Under Bayer's and Corporate Art Curator Leila Mehle's direction & supervision, Arco's Collection grew to nearly 30,000 Artworks nationwide. Arco's collection was quite eclectic, and consisted of an extremely wide range of media & styles; ranging from large resin sculptures by Dewain Valentine to original signed photographs by Ansel Adams. The vast majority of the collection consisted of original "signed" prints & "artist's proofs" of hand-pulled prints. Major works were reserved for lobbies, reception areas and executive & upper management offices.
Bayer and Ms. Mehle instigated a unique program for the collection in that large paintings and sculptures were often "circulated" within the company and transported from one Arco building to another, often making the journey from LA to New York and back again.
With the purchase of Anaconda Copper, Arco built an office tower in downtown Denver, and again, Anderson commissioned Bayer to oversee Anaconda's Art Collection for the new company. Eventually, Bayer gave the Denver Art Museum a collection of around 8,000 of his works.

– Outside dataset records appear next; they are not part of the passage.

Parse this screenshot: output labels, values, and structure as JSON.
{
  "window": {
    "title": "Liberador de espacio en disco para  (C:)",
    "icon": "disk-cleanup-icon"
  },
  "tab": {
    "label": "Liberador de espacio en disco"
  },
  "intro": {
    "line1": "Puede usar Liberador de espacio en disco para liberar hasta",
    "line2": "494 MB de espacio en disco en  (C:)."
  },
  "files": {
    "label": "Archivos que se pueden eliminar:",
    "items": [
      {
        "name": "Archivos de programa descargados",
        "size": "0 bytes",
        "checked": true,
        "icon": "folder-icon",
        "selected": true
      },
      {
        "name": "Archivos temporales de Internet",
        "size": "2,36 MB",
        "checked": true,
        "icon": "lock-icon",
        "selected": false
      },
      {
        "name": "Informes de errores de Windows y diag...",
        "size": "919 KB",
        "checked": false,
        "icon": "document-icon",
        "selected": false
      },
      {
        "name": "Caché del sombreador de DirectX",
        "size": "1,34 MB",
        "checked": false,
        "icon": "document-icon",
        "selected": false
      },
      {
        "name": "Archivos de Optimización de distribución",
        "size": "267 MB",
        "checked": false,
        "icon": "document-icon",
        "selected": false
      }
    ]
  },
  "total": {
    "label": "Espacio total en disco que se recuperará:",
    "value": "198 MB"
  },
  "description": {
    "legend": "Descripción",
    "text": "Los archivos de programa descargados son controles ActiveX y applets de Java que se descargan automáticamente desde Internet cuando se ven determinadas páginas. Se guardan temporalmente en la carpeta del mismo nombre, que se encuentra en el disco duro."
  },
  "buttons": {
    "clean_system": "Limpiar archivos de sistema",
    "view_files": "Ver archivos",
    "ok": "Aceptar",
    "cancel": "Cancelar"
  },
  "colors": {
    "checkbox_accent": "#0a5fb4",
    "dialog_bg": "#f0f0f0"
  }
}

Author's note: I must ask about this--are they in storage at the DAM or is this even accurate?
Bayer's works appear in prominent public and private collections including the MIT List Visual Arts Center.
Posted by Aitch at 1:18 PM